“As a teacher who’s quite wacky and really non-conventional, I see a lot of myself in Robin Williams. When he says, ‘I sat on my desk to see life from different perspectives,’ and I think that’s how it is, working at EMIS.”
John Keating, the fluke, would become her role model in education from then on, a model she would carry with her all the way to her current job at the EMIS. An outgoing, perplexing educator, Ms. Lorelle was born in Johannesburg, South Africa to her two parents Martin and Andrea.
At the age of eighteen she decided to immigrate to Israel where she immediately set herself to study. However unlike any average, common variety youngling, Lorelle knew exactly where her future lied.
“So basically, my whole life I wanted to be a teacher, my whole life since I was a little girl…. I think it is my calling. I really do.”
Her passion for teaching was and always had been the driving force of her life, and while studying Communications and Marketing at Tel Aviv University she was never truly satisfied, always reminded of her true calling. She changed her focus, moving towards her true passion, becoming an educator.
After her studies, she went on to teach small children, finally fulfilling her calling and even writing a small book for Jewish children as a way to educate youth on the Holocaust.
It is her belief that education is a force of change without equal. An educator’s role is to strengthen a student’s passion and allow them to fully explore the knowledge around them.
“A teacher has the power to make or break a person. To make or break the love of a subject.”
Lorelle Shub believes in the effulgent importance of an education and an educator. She hopes that if her students are to learn at least one thing it is, “always to be bold, to always go for your dreams, even if they sound ridiculous.”
An educator to heart, Ms. Lorelle followed her own dream to educate; now teaching, much to her disdain, far older students at EMIS. A true example of non-conformity and of the breaking of norms, Ms Lorelle is always attempting to find new ways to innovate her teaching style. A cook and eccentric, her favourite novel and author is The Great Gatsby, by F. Scott Fitzgerald.

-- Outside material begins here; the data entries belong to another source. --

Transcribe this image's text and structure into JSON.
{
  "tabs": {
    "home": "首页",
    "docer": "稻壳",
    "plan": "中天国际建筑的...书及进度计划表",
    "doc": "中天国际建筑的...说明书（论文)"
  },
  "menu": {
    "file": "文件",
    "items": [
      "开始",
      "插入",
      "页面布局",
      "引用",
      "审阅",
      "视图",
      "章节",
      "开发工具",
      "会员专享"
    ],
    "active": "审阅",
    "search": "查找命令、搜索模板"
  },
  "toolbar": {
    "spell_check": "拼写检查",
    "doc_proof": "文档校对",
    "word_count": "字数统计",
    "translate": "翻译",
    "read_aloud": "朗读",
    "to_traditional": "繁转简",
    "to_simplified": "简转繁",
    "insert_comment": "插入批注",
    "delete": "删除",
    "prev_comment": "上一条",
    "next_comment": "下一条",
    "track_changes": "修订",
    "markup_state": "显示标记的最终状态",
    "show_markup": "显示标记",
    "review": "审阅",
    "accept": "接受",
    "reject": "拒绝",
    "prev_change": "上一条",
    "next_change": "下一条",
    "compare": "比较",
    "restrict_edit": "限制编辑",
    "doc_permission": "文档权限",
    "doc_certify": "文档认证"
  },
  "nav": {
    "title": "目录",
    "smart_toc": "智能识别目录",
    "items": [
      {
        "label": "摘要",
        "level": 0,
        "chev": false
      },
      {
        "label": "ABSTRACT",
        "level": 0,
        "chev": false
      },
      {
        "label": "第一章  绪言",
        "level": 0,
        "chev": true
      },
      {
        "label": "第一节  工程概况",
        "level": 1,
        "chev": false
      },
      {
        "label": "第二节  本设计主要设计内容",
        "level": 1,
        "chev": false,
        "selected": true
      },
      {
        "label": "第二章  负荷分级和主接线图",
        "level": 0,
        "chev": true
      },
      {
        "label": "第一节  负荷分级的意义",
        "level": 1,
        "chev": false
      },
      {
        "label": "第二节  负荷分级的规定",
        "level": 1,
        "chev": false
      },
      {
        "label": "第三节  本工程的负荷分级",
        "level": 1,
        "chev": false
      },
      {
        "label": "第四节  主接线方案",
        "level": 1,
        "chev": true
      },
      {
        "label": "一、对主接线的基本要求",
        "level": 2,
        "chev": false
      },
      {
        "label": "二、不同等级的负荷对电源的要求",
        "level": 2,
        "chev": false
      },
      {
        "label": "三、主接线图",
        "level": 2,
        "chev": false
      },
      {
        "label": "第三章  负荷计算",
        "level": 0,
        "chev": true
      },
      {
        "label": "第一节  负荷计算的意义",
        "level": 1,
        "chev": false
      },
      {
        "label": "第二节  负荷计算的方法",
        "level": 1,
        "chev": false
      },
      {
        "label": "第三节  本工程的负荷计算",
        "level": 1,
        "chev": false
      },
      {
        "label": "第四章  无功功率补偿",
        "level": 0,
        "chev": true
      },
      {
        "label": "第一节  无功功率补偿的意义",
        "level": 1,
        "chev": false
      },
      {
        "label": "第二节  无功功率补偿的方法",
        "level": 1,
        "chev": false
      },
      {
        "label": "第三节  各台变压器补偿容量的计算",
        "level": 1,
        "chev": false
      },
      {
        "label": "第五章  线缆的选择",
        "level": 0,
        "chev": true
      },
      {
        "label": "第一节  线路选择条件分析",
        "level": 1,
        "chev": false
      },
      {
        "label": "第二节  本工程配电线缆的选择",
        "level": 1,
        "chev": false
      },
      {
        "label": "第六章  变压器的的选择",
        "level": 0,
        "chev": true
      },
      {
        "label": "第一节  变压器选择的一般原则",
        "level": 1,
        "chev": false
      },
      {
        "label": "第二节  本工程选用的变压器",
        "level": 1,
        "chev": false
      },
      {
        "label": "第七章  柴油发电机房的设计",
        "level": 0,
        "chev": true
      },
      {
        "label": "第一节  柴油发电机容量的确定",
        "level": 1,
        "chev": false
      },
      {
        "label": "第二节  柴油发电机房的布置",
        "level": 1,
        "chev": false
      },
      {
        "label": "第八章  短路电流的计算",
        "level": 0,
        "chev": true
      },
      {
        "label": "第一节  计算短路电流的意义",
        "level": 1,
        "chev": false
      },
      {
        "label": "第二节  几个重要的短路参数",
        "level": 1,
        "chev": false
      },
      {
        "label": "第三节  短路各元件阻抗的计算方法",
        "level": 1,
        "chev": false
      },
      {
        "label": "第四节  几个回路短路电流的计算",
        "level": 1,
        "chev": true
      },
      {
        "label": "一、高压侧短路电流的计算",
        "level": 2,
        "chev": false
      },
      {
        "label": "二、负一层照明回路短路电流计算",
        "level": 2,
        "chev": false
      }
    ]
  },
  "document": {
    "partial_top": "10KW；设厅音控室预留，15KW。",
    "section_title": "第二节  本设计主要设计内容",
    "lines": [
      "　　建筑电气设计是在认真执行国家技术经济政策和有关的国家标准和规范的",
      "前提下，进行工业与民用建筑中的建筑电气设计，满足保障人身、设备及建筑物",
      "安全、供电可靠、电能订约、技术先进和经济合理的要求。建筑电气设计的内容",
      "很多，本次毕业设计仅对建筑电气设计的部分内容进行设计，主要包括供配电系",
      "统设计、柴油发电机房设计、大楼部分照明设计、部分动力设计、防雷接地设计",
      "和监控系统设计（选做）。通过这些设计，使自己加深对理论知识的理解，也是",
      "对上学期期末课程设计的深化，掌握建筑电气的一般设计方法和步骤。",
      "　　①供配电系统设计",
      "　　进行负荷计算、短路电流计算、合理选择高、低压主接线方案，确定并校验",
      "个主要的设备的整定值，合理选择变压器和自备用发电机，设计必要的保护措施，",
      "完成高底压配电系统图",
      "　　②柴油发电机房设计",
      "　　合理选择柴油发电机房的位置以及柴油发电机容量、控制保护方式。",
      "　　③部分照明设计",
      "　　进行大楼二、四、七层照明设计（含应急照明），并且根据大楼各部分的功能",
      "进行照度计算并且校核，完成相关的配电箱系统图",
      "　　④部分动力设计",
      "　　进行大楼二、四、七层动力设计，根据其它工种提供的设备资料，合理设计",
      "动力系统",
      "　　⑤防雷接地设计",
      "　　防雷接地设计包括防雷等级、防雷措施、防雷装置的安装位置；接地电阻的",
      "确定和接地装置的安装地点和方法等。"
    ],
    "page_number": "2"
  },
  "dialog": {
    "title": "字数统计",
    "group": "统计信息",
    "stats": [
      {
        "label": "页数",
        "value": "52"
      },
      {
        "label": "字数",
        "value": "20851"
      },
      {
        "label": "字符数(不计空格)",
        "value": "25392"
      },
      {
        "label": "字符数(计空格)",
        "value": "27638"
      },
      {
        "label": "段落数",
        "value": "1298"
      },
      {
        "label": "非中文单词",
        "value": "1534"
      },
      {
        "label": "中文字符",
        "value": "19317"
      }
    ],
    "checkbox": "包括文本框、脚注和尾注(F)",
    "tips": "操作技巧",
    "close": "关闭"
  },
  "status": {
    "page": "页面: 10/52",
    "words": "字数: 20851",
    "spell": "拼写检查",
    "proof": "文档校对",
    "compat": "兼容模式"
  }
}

She has hopes that she will be an influence in her students’ lives and is also marrying her fiancé next month whom she met at Tel Aviv University where she was initially studying.
Written by Carlos Sevilla
Edited by Peter Mangi and Maria Tirnovanu